As my eyes began to tear up, due solely to my inability to rip my gaze away from the TV screen as the credits rolled in the seminal gaming experience that is developer Naughty Dog’s Uncharted 2: Among Thieves, two words lingered in my mind like a benediction: Holy. Crap.
Often funny, sometimes poignant and always entertaining, the further adventures of Nathan Drake – treasure-hunter and descendant of legendary explorer Sir Francis Drake – prove that Naughty Dog has succeeded in crafting one of, if not THE most, compelling video game heroes of this console generation.
Far from an expert in the field of ancient fortune recovery, Drake is more enthusiastic than qualified, more scrappy than brave and more stubborn than determined. He’s different than the plethora of gruff space marines, femme fatales and expert swordsmen that normally bear the burden of video game protagonists. In a way, he exudes a kind of John McClane Everyman vibe; less a nemesis to his enemies than the wrong guy in the wrong place at the wrong time.
While the first Uncharted succeeded in capturing that feeling to a certain extent, it fell flat in a few ways. Namely, playing as Drake never felt like you were controlling someone that could be hurt. Uncharted 2 changes that conception in a big way and it doesn’t waste any time doing it.
As the game begins, Drake comes to consciousness in a train car hanging from a snowcapped cliff. Wounded and left for dead, the first time the player controls Drake in this newest quest, he’s barely alive, slow-moving and limping. That goes a long way towards dispelling the invincibility myth.
The story, which involves finding Marco Polo’s lost fleet and the mythical Tibetan city of Shambhala, is then told through a series of flashbacks as Drake climbs through, and occasionally falls unconscious in, the twisted wreckage of what looks to be a pretty serious accident. Later on in the game you’ll find out just how serious and just how accidental it really was.
Aside from a sense of physical vulnerability, Uncharted 2 delivers a powerful sense of emotional vulnerability as well. As the subtitle implies, Drake finds himself in some pretty shady company during the course of this adventure and, unlike in the first Uncharted, nobody here has any compunction about betraying him should it be to their advantage.
In a stunning use of gameplay, this idea permeates the environments Drake traverses and reinforces to the player the idea that anything can betray you, anything can go wrong. Walls crumble as you climb them, bridges splinter and rot away beneath your feet, ropes snap, pipes bend and nearby explosions throw you to your knees. Instead of being able to plan how to get somewhere, you go through a level wondering how you’re going to have to improvise this time. These touches of realism are refreshingly exhilarating.

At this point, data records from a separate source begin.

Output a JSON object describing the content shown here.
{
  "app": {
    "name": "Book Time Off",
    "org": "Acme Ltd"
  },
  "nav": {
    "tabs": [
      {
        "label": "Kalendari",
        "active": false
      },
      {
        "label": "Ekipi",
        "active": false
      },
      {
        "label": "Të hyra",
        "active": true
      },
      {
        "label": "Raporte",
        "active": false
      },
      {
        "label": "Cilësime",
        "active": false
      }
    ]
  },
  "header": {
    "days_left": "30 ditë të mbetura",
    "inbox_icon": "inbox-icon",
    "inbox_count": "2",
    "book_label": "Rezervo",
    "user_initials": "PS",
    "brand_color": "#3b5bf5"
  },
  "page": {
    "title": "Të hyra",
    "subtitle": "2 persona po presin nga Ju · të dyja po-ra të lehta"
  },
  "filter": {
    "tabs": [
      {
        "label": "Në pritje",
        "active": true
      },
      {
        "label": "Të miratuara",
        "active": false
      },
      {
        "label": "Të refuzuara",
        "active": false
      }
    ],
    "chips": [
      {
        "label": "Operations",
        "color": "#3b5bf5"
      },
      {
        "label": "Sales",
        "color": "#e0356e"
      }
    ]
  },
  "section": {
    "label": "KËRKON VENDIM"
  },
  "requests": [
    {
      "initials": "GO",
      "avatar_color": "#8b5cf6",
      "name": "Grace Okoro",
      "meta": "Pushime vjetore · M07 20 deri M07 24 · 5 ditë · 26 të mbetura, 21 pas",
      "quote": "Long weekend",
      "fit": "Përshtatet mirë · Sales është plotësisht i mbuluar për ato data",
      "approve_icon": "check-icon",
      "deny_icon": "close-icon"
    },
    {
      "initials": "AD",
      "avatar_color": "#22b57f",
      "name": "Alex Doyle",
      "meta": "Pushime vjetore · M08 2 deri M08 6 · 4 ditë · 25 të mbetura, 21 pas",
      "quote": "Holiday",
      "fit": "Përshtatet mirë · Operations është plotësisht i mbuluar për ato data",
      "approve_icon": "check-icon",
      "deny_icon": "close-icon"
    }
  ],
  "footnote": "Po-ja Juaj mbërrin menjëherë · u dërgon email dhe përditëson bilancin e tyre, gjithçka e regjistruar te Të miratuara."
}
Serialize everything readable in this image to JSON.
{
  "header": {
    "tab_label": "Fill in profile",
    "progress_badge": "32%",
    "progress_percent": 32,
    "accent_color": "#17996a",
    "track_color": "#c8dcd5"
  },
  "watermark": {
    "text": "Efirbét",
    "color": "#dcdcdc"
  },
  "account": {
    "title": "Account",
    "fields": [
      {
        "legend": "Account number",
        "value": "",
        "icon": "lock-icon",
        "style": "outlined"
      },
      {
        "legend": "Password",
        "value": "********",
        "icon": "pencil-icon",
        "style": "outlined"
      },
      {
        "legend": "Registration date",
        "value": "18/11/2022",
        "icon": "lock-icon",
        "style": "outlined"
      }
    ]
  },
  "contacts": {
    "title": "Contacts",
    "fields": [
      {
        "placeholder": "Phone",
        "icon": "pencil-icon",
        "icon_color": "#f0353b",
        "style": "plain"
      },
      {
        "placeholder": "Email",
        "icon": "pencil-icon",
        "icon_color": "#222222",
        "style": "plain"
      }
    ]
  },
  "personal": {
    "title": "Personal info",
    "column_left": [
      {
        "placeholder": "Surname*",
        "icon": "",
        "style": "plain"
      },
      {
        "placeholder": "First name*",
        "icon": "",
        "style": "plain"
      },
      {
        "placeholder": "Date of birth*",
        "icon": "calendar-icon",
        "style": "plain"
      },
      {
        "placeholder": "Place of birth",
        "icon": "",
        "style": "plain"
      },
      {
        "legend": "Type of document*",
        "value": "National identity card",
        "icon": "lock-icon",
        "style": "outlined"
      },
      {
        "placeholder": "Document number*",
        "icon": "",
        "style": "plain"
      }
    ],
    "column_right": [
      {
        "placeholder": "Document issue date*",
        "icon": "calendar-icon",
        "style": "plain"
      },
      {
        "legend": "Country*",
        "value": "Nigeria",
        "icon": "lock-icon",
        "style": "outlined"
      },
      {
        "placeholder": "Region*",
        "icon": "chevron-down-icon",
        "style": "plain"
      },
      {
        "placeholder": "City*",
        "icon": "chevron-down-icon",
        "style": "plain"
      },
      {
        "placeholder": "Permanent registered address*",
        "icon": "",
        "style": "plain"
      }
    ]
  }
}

On top of being one of the best-looking games that I’ve ever seen, Uncharted 2 also controls, for the most part, like a dream. While Drake did occasionally grab a ledge that I simply intended him to jump by, the gunplay and platforming elements are top-notch. Contributing to the overall experience is the exceptional voice-acting. Video game voice veteran Nolan North is superb as Nathan Drake and it’s a damn shame that most games aren’t similarly acted.
Loaded with amazing action sequences, quippy dialogue and an emotionally, engrossing narrative, Uncharted 2: Among Thieves : is a shoo-in for 2009’s game of the year and the number one reason to own a PlayStation 3.